Scary Prayers

There’s a thing in scripture called “imprecatory prayers.”  These prayers are summed up like this:  “help me; hurt them.”  (Psalm 137 is a prime example.)

Isn’t it good to know it’s ok to unload on God like this?

Presently, I’m in the Old Testament book of Nehemiah in my daily devotions.  One significant aspect of the book of Nehemiah is that the book contains no miracles, nothing supernatural (as in the lives of Moses and the prophets, or in the Gospels and Acts).  Just a common man leaning into Almighty God while every circumstance around him gave him good reason not to.

Nehemiah had been given expressed permission by King Artaxerxes to travel to his homeland in Israel and to lead the rebuilding of the city walls surrounding Jerusalem (the primary source of protection in those days was the wall).  There was one problem though. Israel’s nasty neighbors did all they could do to keep it from happening.  Why?  Because Israel has laid desolate for well over a century.  If they rebuild, they could potentially become strong.  And those pompous neighbors didn’t want that.
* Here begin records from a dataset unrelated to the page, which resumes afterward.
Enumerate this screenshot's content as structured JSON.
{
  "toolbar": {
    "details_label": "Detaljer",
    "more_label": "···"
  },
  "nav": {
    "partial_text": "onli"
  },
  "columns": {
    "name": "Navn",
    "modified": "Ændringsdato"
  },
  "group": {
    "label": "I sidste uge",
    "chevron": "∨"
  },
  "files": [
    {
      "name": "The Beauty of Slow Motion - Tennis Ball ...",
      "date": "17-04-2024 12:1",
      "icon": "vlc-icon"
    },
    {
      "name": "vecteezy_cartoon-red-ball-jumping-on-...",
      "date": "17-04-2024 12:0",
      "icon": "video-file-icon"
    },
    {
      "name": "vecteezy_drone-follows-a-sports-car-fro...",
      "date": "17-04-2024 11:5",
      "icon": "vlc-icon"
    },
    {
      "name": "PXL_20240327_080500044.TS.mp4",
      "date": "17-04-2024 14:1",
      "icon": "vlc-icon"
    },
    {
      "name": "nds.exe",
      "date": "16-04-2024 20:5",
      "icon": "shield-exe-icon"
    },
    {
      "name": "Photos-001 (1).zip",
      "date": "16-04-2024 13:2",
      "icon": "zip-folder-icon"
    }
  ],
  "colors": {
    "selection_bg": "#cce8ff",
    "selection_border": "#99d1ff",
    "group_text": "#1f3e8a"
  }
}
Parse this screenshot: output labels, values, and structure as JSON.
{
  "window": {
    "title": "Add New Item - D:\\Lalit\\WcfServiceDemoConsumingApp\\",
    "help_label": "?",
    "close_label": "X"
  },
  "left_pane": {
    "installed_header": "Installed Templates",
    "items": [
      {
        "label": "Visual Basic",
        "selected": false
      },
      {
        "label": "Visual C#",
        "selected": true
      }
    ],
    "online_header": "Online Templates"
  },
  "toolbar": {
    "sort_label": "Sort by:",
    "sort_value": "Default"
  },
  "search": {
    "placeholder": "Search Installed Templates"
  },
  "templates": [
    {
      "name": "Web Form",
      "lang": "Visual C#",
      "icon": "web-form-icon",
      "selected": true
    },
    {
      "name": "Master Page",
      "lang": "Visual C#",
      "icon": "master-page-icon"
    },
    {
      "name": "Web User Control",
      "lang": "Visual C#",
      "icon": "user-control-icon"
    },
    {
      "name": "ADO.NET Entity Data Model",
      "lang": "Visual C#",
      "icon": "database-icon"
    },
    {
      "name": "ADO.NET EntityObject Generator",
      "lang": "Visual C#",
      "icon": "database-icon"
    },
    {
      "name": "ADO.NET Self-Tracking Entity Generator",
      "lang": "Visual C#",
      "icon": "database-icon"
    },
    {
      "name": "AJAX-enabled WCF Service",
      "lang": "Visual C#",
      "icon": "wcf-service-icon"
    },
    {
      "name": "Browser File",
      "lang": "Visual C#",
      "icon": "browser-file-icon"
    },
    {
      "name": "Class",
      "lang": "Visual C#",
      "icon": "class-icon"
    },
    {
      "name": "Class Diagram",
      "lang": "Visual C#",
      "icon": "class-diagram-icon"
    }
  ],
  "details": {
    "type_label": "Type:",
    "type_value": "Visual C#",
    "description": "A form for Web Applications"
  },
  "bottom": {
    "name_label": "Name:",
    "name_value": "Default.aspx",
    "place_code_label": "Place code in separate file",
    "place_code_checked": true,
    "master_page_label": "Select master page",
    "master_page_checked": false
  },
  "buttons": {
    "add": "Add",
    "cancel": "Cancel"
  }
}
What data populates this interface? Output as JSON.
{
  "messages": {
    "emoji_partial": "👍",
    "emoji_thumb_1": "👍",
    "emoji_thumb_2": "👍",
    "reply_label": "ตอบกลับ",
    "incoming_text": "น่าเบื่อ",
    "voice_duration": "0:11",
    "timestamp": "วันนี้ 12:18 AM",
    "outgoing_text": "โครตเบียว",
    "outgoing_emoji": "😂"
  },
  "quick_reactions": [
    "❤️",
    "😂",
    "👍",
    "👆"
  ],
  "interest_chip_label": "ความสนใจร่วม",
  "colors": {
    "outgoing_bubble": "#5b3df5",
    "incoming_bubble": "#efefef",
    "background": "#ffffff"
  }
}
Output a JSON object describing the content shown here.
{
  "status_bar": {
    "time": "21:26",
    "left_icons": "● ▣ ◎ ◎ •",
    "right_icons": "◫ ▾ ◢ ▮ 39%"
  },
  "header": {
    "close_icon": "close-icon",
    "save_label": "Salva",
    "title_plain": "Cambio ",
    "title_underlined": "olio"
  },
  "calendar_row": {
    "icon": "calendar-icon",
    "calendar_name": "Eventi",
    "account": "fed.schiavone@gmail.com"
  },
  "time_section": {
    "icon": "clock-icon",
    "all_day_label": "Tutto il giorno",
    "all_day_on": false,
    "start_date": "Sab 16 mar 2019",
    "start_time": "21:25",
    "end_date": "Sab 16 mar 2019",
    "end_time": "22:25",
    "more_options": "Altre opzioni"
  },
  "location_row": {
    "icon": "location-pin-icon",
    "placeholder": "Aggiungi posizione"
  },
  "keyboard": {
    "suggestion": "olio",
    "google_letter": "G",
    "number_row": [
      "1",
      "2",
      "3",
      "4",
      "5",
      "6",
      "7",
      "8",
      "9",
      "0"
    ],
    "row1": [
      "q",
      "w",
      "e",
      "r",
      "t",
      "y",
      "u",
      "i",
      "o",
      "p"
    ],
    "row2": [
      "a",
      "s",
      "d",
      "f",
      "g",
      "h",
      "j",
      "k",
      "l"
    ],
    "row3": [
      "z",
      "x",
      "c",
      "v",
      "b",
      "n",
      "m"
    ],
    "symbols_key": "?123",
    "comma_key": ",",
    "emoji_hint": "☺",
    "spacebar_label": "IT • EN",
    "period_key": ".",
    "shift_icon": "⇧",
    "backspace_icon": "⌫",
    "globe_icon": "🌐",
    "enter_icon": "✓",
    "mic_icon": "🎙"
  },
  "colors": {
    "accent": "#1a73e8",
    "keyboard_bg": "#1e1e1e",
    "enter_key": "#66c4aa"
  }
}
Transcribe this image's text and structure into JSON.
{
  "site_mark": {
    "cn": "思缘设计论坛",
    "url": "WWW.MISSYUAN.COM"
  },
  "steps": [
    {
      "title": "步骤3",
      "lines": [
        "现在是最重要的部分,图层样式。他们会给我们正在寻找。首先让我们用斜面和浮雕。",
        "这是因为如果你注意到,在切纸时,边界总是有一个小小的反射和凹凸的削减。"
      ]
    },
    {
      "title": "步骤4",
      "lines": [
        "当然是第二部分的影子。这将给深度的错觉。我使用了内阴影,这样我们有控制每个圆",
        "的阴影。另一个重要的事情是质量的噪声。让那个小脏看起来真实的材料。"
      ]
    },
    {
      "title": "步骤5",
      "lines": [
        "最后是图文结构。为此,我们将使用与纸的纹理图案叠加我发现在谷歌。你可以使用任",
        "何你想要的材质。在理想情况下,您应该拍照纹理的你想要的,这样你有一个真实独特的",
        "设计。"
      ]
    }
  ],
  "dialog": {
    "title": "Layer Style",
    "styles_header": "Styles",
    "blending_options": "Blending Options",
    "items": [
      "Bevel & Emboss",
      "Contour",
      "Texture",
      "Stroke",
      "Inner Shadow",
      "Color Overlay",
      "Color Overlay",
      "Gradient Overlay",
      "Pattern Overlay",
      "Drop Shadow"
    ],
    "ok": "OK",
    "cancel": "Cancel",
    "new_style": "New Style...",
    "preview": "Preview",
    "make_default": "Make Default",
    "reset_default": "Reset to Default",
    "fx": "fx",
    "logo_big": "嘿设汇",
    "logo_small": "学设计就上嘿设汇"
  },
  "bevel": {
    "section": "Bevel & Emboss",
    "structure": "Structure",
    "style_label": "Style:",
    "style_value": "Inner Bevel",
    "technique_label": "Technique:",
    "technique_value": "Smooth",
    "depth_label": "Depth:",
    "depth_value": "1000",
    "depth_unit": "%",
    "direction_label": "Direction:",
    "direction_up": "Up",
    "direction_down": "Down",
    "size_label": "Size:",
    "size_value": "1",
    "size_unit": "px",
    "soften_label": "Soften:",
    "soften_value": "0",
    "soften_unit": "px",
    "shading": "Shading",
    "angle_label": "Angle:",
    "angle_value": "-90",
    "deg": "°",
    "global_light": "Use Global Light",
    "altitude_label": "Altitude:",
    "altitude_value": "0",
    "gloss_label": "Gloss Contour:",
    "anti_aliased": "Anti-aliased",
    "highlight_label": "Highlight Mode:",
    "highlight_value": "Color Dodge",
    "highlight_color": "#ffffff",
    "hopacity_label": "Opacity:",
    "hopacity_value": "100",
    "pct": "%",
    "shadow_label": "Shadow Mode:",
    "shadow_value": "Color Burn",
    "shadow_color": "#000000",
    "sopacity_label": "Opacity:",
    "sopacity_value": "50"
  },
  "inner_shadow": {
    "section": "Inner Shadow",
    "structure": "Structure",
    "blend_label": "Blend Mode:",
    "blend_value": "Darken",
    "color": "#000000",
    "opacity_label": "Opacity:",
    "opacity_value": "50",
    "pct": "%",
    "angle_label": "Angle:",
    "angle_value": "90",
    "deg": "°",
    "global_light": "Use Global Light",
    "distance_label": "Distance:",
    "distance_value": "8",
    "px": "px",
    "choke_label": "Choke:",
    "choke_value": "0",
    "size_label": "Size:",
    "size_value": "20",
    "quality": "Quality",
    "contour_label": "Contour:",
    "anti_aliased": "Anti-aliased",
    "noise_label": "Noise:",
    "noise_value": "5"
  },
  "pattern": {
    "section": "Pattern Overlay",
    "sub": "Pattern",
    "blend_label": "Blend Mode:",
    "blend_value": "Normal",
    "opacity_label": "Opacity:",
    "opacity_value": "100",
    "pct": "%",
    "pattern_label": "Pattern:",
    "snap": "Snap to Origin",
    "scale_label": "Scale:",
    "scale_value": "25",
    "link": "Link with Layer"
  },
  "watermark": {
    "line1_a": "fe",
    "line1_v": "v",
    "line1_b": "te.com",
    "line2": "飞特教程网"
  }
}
Every wily attorney knows “if the evidence is against you – attack the witness.”

And that’s precisely what Nehemiah’s neighbors did.  They took cheap shot after cheap shot at both Nehemiah and the people of Israel, doing all they could to fill them with fear, confusion and paranoia.

Israel’s neighbors couldn’t attack them (without Persian repercussions), but they could launch threats and verbal attacks at Nehemiah and his people.  In short, they “attacked the witness.”

As you well know, targeted character assassinations and ridicule can plunge us into crippling discouragement and despair.  It’s demoralizing. We begin questioning God, ourselves, and whether or not what we’re doing is even worth it.  This was Satan’s strategy in Eden.  He hasn’t changed. (If it’s not broke, don’t fix it.)

But, Nehemiah was a man of intense prayer (the longest recorded prayer in the Bible is in chapter 9).  Prayer terrifies the devil.  A preacher once said, “Satan trembles when even the weakest Christian cries out to God in prayer.”  Here’s what Nehemiah prayed to God about his enemies:

“Hear us, our God, for we are being mocked. May their scoffing fall back on their own heads, and may they themselves become captives in a foreign land! Do not ignore their guilt. Do not blot out their sins,…” – 4:4-5

Help me; hurt them.

It’s ok to pray like this.  If we’re praying amiss, God will convict us of that and redirect our prayers.  But, most importantly, this kind of prayer leans into God and taps into his incomprehensible power.  “Vengeance is mine; I will repay,” he warned.  Hence, we are able to leave all of our fear, anger and discouragement at the feet of the Risen Christ.

I titled this blog “Scary Prayers.”  Not because they’re scary to pray, but because those about whom we’re praying should be scared to death.  God is coming.